The Post, citing unnamed sources, said that the National Security Agency would help Google analyze the December attacks to prevent them from happening again in the future. The Post's report also stressed that a partnership "doesn't mean that the NSA will be viewing users' searches or e-mail accounts or that Google will be sharing proprietary data."
The deal is still being finalized, sources told The Post. Still, it's already making some experts a bit squeamish, concerned about the balance of information sharing between a company like Google and the federal government.
I have to admit that I feel the same way - squeamish.
In part, this is troublesome because a dark cloud over the NSA was born under a different political climate, one where there was widespread distrust about the government's intrusion into private lives, with any sort of poaching of individual rights hiding under the "We're fighting a war against terror" argument.
Secondly, this bothers me because Google is turning to the government for help in protecting the infrastructure. I mean no disrespect to my country or my government but I have to ask: Is Washington really the best choice if you're looking for help with something as serious as cyber security. After all, I wouldn't exactly place any Washington agency at the cutting edge when it comes to fighting what was referred to as one of the most sophisticated cyber attacks experts had ever seen.
I'd be willing to bet that Google, as well as other tech companies in Silicon Valley, are far better equipped for fighting a technological war with a country such as China. And let's be honest about it. This is a war of technology, one where the targets of an attack have to be one technological step ahead of the cyber bad guys.
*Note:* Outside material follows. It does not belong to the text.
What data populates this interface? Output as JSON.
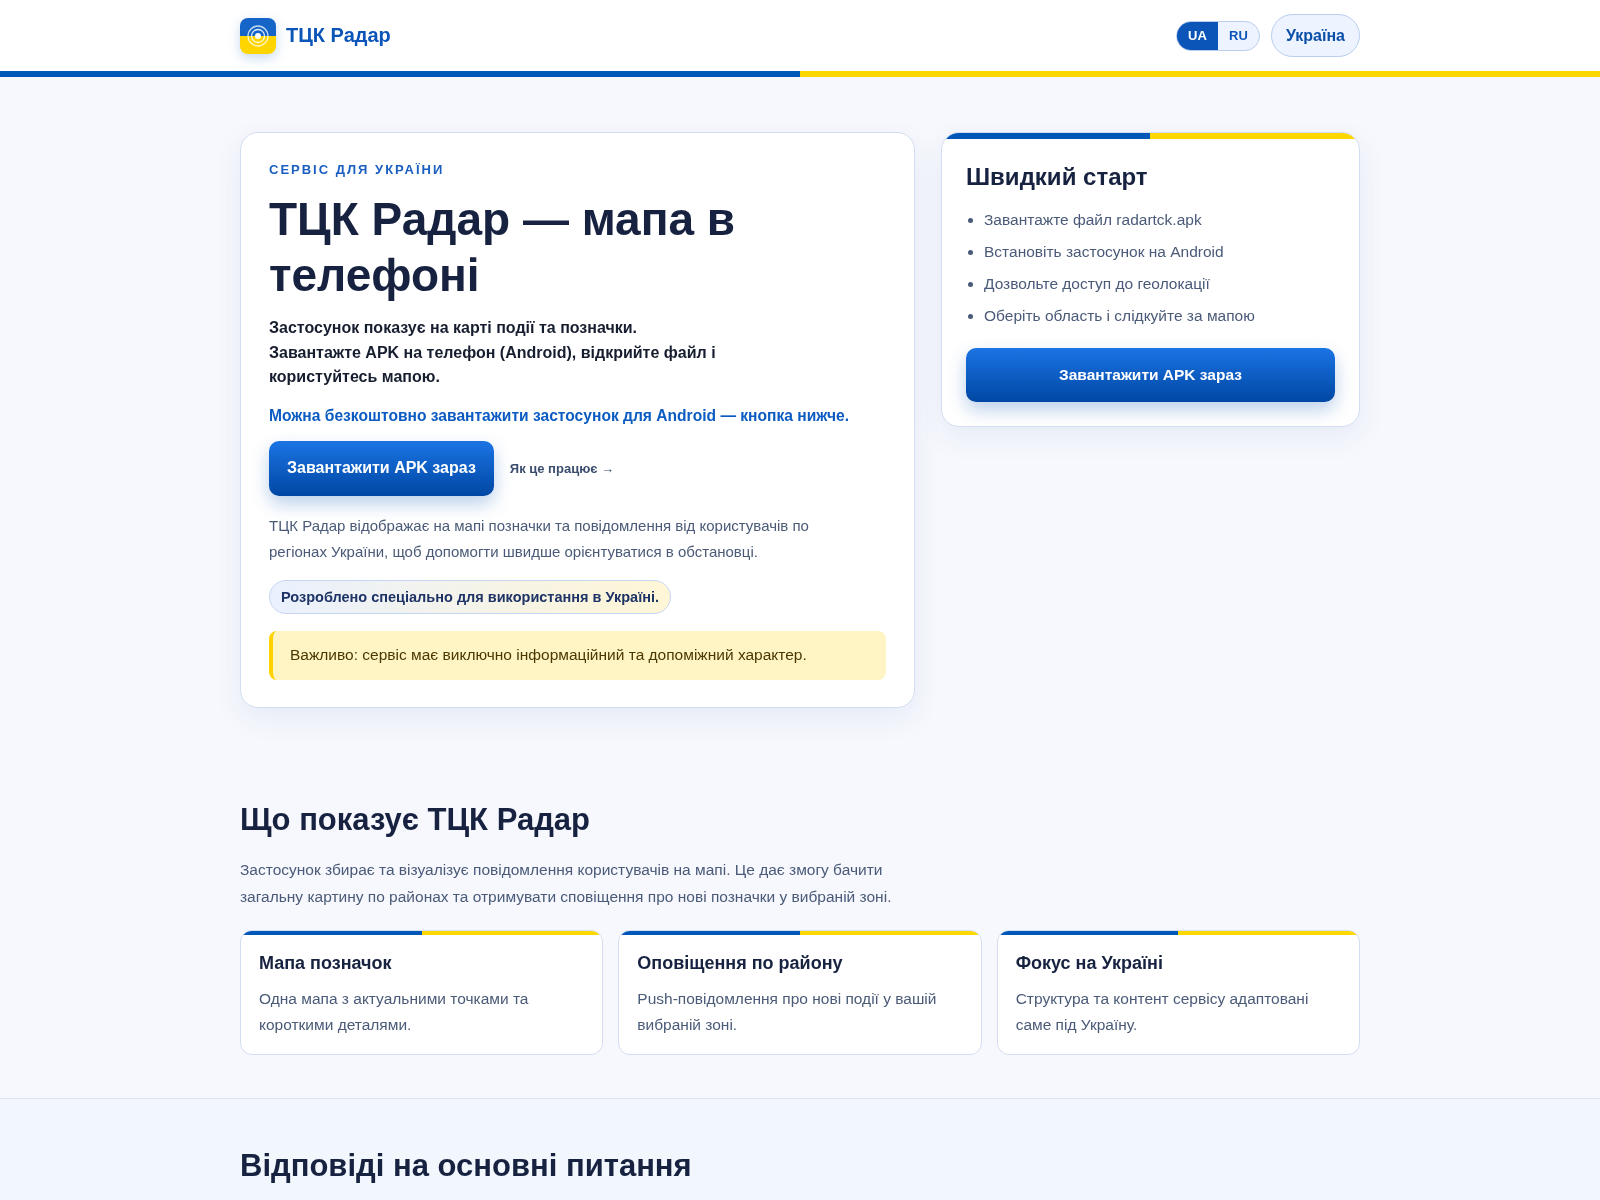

Is Google really putting the security of my personal information into the hands of the federal government for safekeeping? I certainly hope not. If I were a business considering making a move to Google's cloud-based applications to manage my critical data, I might be forced to think twice if I knew Google was relying on the government for advice on how to keep it safe - regardless of whether or not the company was actually sharing the data with the feds.
It just doesn't feel right.
Also see: Special Report: China, Google showdown